But what I love about the Cognitive Coaching course (remember: I’ve done it three times!) is that it is saturated with research and the why. Like the coaching model itself, it is about changing thinking in order to change practice.

Examples of research that shaped my thinking are: Costa and Garmston’s 2003 paper which points out on page 5 that “if threat, fear, pain even in the most minute portions are perceived, neurological and chemical processes occur which prepare the system for survival, not reflection”; and another study by Boyatzis and Jack (2010) which looked at brain imaging during coaching and found that “by spending 30 minutes talking about a person’s desired, personal vision, we could light up (activate) the parts of the brain 5-7 days later that are associated with cognitive, perceptual and emotional openness and better functioning.”

I realised that being helpful to coachees (and don’t we all want to be helpful and have a positive impact?) was helping them do their own thinking, their own reflecting.

In my consequent experiences as coach and coachee, I have found that people have the capacity to be highly self-aware, if given the opportunity.

The best feeling as a coach is when a coachee experiences what Cognitive Coaching calls ‘cognitive shift’, a moment of new previously-untapped realisation.

As I develop my own coaching practice I have realised how many layers of expertise and deceptively simple skill a coach requires. Incorporating the Five States of Mind, tracking eye movement, paraphrasing of non-verbal as well as verbal language, and artful asking of the right question for the right person at the right moment, are skills I continue to develop. As a coach it is like being a duck who appears to glide across the pond whilst its legs are madly paddling under water. There is a lot going on in the coaching brain! While I think everyone is coachable, I am not sure everyone can be a coach.

by @debsnet

Impacts

As a coach this year in our now-rolled-out model, my belief in the power of Cognitive Coaching continues to be affirmed.
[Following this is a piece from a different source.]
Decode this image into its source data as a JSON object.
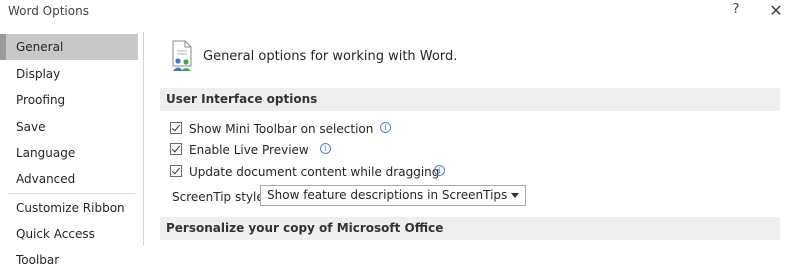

The approach has been well-received by teachers who are realising that this process is not about evaluation or accountability, but about their growth and authored by them. The other aspects of our model are also working. Lesson data is proving to be potentially transformational in its own right (that is another post for another time). The Danielson Framework for Teaching is enhancing teachers’ precision of reflection and goal setting around their practice.

We continue to collect data from a number of sources to continue to iterate the model. This includes external student achievement data, internal perception surveys and focus groups.

I want to leave you with this quote from Andy Hargreaves and Jane Skelton (2012), which really sums up for me what coaching should be about (my emphasis):

In some of its earliest origins, coaching is a learning journey undertaken willingly by travellers together. However, in the context of large-scale systematic reform, coaching has too often turned into enforced transportations from boardrooms into classrooms of unreflective practices based on inflexible ideologies or exaggerated sources of evidence.

A coach is a vehicle. But in education, it is not an inanimate one. Should a coach be a mere deliverer of other people’s goods and chattels? Or should the coach carry learners and learning along a self-chosen journey together? Are coaches providers of service learning, or vehicles that deliver people into bureaucratic servitude? Like life coaches, should educational coaches develop people’s own capacity to help themselves, or is their role to watch over teachers’ fidelity to or compliance with externally prescribed practice? …

It takes a big man or woman to step aside from surgery and actively help others take their place at the cutting edge of their profession. And it takes a great coach to stand up for the moral purpose of their work that is or should be at the core of all coaching – developing people, not implementing policies; building capacity rather than enforcing compliance; and giving colleagues a professional service rather than delivering them into ideological servitude.

by @debsnet